Cargo piling up at Manila docks amid truck ban
Cargo containers filled with goods from toys to electronics are piling up on Manila's docks as a rush-hour truck ban threatens to dent growth in the Philippines, Southeast Asia's fastest-expanding economy.
Incoming cargo boxes have lingered at International Container Terminal Services' 100-hectare port facility an average of 10 days - up from the usual six - since Mayor Joseph Estrada declared the ban in February, said Christian Gonzalez, the company's regional head. The port, which can't be accessed without going through Manila's roads, handles more than half of the nation's overseas freight.
While the ban was intended to ease chronic gridlock in the heart of a region of almost 23 million people, the shipping backlogs have become so severe they are being called a drag on the country's growth. The former American colony saw its debt rating raised to investment grade last year after decades of corruption, political upheaval and lacklustre growth that led to it once being dubbed the "sick man of Asia".
"You're effectively closing the tap on growth," Gonzalez said of the truck ban. "People need to start realising this is a long-term issue for the economy."
Citigroup estimated in a note dated March 7 that delays could lead to an annual loss of 61 billion pesos (HK$10.8 billion) to 320 billion pesos, or as much as 2.9 per cent of gross domestic product in Southeast Asia's second-most populous nation. That would dwarf a potential annual gain of roughly 30 billion pesos from having less-congested roads in the capital, said Jun Trinidad, a Citigroup economist based in Manila.
Estrada enacted the truck ban on February 24 in an attempt to ease traffic in a place notorious for daily commutes of five hours or more. Eight-wheeled trucks and vehicles weighing more than 4,500 kilograms are prohibited from Manila roads from 5am to 10am and 3pm to 9pm, Monday to Saturday.
"Some quarters are still pushing for a few more revisions to the truck ban," said Abigail Valte, spokeswoman for President Benigno Aquino. "We leave it to the local government to act on these requests."
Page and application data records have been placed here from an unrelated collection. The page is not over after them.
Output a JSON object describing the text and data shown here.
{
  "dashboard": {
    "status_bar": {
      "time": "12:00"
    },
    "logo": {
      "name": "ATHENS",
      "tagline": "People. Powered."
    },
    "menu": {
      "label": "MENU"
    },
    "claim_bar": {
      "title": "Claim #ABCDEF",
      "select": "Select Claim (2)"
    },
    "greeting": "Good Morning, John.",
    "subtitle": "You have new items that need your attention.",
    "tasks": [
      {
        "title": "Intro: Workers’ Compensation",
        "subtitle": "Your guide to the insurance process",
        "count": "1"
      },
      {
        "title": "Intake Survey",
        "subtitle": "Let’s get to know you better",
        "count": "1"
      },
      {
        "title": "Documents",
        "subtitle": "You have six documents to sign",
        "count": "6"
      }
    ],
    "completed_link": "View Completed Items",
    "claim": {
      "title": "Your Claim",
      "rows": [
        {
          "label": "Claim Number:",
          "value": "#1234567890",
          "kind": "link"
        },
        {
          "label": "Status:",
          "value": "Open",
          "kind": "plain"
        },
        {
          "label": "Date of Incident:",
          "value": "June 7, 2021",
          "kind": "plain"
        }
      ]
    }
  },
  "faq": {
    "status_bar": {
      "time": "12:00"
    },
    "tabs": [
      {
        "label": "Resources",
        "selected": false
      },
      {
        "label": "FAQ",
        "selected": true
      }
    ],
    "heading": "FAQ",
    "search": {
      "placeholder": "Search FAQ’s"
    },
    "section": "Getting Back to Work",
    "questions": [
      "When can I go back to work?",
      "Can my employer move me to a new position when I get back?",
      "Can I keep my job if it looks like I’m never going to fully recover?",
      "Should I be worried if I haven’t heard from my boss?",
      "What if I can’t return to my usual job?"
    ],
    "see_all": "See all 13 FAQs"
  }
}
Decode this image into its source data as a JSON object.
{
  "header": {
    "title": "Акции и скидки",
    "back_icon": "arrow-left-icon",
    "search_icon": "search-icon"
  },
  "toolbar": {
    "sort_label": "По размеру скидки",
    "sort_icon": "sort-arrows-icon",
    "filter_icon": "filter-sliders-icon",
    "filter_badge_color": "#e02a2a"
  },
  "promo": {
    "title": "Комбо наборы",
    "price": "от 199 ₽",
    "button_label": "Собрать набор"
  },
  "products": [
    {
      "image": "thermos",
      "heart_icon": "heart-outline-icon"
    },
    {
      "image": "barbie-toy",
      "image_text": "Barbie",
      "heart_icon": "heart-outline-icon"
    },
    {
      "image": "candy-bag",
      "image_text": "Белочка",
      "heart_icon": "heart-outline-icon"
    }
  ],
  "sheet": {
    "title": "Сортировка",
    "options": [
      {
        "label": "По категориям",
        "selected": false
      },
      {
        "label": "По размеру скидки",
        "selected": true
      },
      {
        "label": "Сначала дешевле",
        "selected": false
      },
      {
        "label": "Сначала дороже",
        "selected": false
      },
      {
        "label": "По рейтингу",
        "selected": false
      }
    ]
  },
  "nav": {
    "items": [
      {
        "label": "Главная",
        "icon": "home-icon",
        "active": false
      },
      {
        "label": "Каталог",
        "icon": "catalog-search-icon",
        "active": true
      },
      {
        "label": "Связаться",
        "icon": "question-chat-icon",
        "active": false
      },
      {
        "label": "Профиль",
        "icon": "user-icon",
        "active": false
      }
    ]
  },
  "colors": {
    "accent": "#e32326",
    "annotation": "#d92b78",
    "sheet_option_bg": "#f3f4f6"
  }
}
"The days when buses and trucks were king of the road are over," Estrada, 77, said after the regulation took effect.